### Aim of the task:
The expected answer is a single number, namely how many lines in the data below hold the word "JSON".
(Dataset records begins)
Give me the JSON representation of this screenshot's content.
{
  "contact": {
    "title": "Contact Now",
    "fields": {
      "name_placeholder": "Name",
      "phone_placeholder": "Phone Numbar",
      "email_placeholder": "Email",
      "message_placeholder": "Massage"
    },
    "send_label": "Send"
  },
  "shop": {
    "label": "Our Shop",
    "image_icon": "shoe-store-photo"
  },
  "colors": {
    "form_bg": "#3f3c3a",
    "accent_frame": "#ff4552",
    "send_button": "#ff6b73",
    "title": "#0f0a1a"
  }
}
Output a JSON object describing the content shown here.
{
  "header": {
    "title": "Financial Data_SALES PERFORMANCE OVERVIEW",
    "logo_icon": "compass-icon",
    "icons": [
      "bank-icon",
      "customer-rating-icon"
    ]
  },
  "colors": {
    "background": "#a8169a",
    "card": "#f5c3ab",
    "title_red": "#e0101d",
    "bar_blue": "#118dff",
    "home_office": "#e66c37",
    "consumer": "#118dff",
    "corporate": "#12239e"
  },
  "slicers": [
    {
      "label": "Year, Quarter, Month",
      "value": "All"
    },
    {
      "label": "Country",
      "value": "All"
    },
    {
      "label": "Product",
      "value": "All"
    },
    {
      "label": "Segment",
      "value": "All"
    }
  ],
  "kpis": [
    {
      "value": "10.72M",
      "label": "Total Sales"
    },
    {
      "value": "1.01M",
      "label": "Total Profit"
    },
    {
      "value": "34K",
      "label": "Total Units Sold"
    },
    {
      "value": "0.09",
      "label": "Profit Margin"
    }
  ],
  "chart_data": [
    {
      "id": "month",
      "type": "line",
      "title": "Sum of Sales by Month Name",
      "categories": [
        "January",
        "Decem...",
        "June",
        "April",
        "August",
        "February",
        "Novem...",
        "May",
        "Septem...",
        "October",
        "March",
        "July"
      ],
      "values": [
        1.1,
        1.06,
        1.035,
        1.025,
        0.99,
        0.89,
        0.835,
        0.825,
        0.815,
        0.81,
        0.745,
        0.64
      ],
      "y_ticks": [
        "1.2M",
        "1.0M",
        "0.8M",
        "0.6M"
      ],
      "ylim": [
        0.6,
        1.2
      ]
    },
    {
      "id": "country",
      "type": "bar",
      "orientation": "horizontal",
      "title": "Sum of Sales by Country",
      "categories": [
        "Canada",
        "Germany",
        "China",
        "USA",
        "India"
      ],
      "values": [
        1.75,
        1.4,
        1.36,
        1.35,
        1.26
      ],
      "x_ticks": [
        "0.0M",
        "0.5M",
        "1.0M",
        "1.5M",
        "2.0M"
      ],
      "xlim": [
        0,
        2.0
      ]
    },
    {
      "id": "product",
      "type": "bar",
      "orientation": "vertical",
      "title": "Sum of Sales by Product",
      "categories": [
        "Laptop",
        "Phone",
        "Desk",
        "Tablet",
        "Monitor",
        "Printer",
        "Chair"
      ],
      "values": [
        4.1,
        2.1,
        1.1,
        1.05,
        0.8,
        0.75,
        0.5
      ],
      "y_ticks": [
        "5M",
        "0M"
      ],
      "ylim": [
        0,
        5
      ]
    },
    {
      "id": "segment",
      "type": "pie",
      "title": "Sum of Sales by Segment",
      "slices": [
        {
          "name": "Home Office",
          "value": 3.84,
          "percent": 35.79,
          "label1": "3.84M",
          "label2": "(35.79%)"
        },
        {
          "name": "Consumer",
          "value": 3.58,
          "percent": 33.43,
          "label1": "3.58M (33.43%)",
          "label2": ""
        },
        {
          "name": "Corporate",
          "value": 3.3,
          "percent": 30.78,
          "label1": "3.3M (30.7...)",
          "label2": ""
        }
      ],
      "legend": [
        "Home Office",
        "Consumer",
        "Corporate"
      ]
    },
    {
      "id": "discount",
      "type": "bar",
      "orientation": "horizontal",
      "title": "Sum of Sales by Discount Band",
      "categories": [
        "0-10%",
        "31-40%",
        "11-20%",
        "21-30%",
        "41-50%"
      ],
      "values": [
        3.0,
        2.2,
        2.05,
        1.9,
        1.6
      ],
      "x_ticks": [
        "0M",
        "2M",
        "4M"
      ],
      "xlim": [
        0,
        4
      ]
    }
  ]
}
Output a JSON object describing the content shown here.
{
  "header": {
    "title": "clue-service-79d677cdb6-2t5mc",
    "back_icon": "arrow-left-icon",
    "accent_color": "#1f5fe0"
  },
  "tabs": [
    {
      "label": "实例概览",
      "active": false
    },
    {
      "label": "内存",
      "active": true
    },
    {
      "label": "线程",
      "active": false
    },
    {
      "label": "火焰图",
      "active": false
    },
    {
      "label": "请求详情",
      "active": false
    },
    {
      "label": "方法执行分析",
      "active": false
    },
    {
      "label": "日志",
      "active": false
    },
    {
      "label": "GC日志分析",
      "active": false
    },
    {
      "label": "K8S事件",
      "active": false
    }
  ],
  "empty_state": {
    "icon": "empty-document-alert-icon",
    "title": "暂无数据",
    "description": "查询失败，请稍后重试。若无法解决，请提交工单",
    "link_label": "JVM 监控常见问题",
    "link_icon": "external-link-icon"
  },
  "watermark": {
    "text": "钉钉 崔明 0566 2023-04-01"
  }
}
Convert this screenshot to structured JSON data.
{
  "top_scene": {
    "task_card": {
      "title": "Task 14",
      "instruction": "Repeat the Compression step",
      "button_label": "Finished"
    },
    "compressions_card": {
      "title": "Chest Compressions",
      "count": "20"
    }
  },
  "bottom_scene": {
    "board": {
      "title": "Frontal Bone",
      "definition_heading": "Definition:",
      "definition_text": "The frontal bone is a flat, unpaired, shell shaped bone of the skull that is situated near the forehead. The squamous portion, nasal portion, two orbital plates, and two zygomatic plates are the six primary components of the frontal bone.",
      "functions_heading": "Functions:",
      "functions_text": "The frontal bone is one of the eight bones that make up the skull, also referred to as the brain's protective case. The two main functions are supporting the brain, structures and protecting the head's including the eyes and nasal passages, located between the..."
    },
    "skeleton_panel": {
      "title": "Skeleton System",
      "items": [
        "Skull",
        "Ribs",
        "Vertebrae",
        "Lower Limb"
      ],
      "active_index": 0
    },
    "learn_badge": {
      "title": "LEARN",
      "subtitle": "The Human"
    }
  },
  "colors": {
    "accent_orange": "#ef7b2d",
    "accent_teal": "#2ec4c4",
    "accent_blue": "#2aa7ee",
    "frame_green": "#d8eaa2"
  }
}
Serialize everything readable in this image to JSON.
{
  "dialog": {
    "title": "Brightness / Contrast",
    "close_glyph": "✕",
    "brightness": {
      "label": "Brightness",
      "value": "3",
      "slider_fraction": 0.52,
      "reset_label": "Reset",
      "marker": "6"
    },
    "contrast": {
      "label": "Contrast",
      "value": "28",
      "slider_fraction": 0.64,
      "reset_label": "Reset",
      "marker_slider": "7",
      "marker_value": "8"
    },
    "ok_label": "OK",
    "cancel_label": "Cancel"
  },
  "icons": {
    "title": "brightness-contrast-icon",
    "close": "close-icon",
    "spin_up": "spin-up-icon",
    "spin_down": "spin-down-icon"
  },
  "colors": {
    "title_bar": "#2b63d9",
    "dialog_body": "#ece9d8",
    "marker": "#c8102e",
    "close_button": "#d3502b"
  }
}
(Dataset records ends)
### Result:
5